#### [Exercise details]
Your task is to copy each line of the listing that contains the word "gateway".

#### [Provided material]
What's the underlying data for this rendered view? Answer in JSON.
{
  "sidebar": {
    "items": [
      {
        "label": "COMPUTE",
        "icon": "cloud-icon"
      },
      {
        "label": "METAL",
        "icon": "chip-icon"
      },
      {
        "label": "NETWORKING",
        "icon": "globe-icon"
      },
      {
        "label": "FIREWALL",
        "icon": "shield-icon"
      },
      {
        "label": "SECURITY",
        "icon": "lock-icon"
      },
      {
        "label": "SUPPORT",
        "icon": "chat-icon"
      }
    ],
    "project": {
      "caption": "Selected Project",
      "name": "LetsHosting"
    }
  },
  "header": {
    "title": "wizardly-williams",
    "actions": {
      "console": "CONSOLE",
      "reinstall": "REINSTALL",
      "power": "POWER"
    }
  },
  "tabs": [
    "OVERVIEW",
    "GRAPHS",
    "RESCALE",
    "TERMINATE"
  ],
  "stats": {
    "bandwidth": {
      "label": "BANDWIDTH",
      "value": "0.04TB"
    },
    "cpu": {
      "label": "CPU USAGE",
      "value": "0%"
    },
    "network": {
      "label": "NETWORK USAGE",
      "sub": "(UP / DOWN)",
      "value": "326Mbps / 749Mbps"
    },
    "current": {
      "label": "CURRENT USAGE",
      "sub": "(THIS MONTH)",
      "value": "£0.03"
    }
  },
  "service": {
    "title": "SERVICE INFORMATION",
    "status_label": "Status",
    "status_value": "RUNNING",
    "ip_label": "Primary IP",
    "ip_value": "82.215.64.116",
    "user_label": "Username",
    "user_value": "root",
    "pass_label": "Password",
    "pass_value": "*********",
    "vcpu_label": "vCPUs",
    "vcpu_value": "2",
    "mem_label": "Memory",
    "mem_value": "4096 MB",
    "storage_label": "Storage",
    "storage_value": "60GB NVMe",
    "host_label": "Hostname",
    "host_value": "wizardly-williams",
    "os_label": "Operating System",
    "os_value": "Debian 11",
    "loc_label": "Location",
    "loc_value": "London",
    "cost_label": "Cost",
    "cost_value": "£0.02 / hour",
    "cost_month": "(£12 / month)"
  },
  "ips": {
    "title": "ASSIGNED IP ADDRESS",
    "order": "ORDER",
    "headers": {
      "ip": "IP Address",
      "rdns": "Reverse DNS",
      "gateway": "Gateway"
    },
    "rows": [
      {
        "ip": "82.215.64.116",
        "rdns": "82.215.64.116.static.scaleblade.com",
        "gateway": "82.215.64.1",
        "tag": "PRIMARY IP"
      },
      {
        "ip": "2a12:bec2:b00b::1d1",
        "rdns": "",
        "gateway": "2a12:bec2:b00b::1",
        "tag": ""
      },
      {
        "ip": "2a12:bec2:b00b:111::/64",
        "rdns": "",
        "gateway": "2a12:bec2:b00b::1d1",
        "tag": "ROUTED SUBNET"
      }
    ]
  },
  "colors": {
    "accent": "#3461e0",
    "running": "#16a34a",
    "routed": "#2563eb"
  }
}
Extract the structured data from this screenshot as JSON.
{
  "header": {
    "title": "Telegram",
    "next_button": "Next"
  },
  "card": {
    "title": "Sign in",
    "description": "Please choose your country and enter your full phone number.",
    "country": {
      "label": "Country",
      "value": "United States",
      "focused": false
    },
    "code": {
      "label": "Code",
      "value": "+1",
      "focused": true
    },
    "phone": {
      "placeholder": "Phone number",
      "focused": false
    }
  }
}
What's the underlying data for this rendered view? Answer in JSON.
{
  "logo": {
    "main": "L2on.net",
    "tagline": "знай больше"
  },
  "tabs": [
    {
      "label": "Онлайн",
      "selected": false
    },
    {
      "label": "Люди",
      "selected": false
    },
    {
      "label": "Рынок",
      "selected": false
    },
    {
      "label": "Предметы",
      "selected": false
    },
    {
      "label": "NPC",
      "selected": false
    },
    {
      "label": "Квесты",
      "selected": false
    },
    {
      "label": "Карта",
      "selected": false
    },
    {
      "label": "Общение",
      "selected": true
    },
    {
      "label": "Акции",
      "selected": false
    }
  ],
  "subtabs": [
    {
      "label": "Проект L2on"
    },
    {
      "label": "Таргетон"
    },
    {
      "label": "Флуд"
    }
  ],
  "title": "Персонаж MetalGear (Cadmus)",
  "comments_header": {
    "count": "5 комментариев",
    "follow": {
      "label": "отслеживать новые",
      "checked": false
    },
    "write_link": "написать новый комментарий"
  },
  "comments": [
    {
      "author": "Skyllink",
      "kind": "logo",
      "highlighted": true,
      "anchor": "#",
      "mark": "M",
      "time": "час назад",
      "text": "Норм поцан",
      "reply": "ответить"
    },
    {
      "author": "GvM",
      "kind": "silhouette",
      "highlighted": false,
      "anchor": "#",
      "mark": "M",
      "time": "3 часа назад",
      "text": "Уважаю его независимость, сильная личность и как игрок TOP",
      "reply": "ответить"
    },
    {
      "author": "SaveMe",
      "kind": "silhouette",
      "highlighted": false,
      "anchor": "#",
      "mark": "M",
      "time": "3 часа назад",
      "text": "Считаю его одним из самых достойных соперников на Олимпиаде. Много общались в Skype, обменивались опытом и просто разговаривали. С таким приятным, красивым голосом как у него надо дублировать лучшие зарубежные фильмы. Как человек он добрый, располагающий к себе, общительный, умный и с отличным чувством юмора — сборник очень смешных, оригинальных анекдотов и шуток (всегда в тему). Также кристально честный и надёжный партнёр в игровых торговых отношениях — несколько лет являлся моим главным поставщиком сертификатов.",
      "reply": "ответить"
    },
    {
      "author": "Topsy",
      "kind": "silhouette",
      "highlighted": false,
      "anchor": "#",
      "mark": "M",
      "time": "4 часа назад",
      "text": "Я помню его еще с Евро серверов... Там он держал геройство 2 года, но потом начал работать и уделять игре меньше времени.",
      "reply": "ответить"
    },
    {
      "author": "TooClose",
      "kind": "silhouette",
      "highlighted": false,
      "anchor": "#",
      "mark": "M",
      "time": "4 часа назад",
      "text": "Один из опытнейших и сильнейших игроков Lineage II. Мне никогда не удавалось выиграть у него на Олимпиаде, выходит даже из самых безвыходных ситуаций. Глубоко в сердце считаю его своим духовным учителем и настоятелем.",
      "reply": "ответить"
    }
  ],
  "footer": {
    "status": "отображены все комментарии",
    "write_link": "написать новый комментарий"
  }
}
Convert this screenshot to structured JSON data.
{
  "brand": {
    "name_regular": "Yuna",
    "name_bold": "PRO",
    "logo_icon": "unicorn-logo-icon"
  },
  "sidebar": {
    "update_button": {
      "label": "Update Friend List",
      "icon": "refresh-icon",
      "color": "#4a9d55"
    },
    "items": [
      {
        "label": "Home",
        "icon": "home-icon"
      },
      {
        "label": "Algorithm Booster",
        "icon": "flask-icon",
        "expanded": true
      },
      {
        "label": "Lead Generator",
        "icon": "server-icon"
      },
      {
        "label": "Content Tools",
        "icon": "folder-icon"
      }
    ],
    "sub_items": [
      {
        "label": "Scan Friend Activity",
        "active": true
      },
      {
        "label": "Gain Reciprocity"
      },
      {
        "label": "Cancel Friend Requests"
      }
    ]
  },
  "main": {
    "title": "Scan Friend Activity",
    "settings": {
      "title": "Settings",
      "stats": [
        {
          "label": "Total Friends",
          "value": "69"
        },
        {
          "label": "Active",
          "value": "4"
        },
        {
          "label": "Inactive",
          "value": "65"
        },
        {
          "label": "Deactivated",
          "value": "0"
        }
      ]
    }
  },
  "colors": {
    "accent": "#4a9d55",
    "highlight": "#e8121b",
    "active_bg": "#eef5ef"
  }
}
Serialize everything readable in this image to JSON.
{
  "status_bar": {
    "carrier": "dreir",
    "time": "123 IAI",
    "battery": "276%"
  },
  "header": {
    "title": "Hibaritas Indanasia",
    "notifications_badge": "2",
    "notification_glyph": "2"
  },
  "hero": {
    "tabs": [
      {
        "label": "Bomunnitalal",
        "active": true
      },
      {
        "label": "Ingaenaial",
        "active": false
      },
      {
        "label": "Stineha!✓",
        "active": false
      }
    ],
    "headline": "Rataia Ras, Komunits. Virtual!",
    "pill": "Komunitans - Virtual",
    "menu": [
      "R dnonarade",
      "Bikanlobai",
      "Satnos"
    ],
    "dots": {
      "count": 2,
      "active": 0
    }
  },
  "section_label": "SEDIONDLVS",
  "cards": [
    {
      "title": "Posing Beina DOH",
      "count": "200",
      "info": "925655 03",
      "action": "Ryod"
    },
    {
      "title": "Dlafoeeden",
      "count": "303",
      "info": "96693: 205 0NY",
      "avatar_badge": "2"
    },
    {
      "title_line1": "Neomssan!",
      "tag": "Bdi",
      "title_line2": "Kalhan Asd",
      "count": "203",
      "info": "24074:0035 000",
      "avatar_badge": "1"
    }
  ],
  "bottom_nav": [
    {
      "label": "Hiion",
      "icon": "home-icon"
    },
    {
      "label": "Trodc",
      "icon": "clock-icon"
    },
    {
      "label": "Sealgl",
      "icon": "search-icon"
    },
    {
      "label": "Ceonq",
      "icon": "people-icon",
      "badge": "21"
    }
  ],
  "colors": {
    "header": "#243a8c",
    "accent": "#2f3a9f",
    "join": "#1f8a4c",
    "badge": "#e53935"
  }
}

#### [Task solution]
      "gateway": "Gateway"
        "gateway": "82.215.64.1",
        "gateway": "2a12:bec2:b00b::1",
        "gateway": "2a12:bec2:b00b::1d1",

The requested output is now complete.